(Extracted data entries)
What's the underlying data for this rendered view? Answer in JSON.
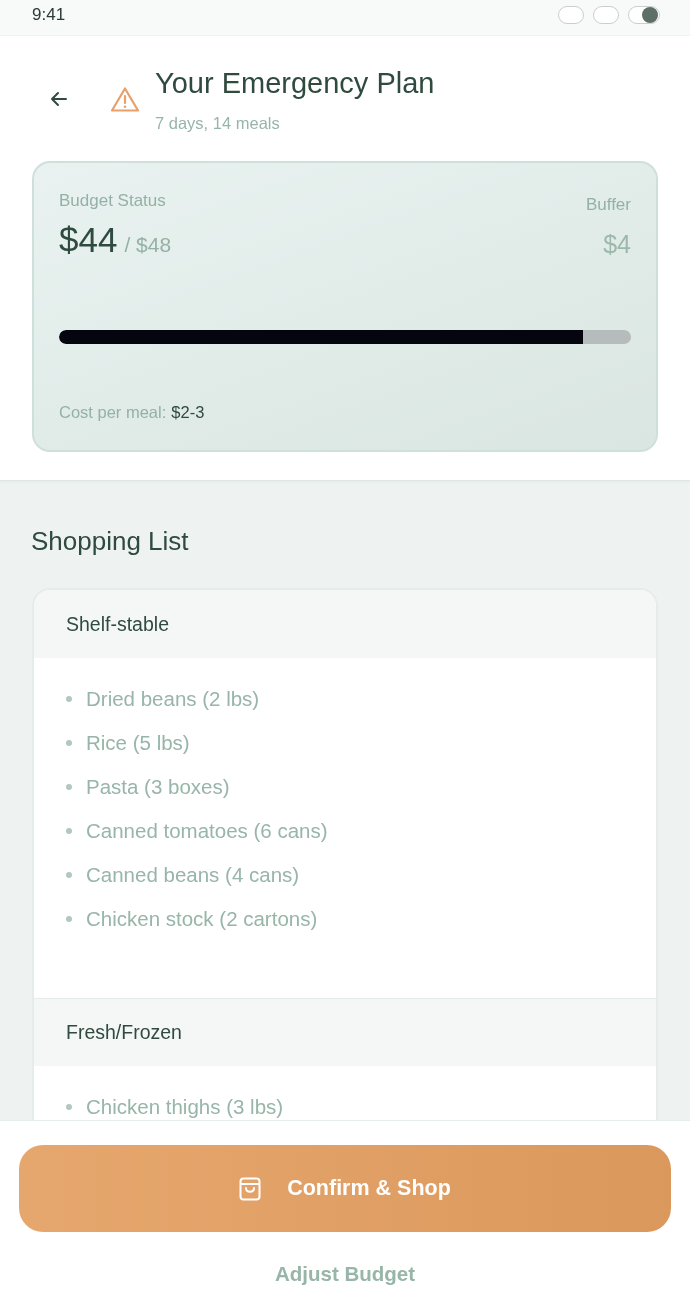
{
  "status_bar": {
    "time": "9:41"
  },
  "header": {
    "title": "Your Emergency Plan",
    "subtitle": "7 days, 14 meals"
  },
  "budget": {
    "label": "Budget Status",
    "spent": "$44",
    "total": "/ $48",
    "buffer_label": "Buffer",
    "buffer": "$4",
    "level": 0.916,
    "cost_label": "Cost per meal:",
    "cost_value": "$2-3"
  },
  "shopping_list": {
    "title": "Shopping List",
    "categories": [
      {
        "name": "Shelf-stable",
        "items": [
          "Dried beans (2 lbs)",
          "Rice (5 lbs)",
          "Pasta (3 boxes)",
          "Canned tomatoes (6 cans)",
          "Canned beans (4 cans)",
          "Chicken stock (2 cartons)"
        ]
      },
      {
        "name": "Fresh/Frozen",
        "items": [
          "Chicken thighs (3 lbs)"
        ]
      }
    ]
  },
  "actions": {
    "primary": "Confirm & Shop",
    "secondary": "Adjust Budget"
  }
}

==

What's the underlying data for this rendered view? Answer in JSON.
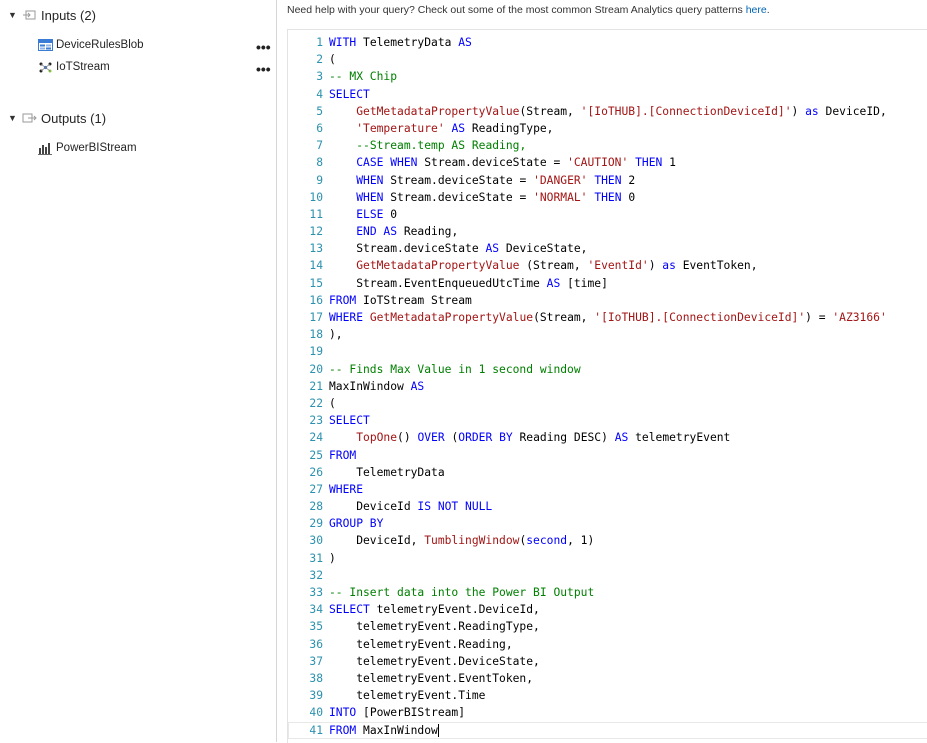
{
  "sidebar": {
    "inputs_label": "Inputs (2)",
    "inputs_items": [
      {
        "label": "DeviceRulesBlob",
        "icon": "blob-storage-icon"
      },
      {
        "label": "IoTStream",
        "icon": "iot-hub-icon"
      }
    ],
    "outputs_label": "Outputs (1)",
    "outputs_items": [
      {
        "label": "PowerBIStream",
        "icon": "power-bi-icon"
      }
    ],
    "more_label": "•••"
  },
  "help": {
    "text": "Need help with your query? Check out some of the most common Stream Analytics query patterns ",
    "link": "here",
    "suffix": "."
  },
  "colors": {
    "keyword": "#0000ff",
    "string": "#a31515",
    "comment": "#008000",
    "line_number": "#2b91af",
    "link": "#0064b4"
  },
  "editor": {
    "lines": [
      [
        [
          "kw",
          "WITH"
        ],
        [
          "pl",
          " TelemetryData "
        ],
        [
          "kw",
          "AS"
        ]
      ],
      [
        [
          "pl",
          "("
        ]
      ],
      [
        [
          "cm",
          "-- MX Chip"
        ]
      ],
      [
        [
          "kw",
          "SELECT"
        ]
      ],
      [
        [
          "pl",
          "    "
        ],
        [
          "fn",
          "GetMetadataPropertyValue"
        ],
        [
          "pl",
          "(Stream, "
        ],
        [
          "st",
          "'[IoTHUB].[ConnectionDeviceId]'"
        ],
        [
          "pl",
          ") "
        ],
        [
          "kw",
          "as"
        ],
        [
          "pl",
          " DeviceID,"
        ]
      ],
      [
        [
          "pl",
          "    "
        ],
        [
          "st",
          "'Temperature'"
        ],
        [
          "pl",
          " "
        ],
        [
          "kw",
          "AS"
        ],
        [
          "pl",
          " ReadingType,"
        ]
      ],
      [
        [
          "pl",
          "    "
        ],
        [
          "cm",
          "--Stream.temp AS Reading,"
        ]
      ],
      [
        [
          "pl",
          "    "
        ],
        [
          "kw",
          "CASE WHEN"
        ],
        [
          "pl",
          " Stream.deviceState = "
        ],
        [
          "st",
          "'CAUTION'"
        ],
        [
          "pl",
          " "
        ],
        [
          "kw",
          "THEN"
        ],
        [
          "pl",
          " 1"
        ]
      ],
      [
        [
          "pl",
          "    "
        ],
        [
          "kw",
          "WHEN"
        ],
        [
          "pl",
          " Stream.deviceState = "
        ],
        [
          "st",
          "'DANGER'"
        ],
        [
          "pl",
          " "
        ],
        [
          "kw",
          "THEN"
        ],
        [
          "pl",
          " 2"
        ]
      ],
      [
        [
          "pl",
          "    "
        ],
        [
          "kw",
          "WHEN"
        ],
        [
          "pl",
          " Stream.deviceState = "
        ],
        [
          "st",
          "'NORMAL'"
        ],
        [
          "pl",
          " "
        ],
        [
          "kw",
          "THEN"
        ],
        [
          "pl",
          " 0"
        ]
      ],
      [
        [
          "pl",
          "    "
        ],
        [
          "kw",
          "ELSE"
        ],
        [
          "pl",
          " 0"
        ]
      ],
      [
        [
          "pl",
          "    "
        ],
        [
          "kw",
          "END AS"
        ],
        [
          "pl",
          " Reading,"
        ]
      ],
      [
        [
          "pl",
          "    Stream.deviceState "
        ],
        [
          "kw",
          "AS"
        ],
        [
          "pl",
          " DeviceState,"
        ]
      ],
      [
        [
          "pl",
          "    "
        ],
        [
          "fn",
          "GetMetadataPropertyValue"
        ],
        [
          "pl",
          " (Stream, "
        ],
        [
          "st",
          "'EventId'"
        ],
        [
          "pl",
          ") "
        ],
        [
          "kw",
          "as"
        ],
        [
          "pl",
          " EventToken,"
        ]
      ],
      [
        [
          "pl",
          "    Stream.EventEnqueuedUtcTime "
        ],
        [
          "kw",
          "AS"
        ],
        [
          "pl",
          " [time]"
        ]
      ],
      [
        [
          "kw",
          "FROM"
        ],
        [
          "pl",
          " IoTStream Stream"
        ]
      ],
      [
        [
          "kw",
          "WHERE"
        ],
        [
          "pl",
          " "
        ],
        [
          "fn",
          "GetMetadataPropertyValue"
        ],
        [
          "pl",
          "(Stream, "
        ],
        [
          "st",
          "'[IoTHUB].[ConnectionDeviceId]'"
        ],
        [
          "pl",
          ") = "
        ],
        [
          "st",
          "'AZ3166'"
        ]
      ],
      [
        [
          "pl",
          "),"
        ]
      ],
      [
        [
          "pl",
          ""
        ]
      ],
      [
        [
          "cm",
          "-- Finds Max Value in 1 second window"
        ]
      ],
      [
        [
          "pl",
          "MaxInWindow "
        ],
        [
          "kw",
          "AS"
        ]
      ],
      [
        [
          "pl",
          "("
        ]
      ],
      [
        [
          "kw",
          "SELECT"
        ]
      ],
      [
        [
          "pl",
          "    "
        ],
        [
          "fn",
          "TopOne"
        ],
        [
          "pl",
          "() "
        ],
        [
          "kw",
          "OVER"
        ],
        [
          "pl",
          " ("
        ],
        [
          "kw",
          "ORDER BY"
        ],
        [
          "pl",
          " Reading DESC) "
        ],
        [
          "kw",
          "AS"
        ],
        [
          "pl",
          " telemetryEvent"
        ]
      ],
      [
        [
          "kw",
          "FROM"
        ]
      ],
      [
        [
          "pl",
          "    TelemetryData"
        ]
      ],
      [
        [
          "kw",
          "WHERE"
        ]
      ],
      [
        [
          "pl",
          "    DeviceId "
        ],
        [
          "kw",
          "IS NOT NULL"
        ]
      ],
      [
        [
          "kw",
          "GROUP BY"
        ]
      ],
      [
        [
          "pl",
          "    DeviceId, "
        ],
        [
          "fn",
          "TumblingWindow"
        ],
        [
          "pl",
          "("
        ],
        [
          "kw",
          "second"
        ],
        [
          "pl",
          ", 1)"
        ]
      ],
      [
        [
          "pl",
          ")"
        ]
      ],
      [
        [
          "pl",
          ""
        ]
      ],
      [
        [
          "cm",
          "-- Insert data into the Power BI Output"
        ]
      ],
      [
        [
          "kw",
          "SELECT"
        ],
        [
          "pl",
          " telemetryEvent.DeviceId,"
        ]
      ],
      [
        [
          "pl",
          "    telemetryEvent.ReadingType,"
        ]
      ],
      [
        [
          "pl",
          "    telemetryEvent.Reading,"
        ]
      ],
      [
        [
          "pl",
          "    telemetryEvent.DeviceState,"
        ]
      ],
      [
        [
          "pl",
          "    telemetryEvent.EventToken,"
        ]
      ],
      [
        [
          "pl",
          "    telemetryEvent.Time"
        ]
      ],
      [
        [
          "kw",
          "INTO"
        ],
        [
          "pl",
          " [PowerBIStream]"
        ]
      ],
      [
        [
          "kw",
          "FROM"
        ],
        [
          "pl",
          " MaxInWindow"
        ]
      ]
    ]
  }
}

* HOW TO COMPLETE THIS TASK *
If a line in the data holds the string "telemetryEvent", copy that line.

* RESPONSE AREA *
          " telemetryEvent"
          " telemetryEvent.DeviceId,"
          "    telemetryEvent.ReadingType,"
          "    telemetryEvent.Reading,"
          "    telemetryEvent.DeviceState,"
          "    telemetryEvent.EventToken,"
          "    telemetryEvent.Time"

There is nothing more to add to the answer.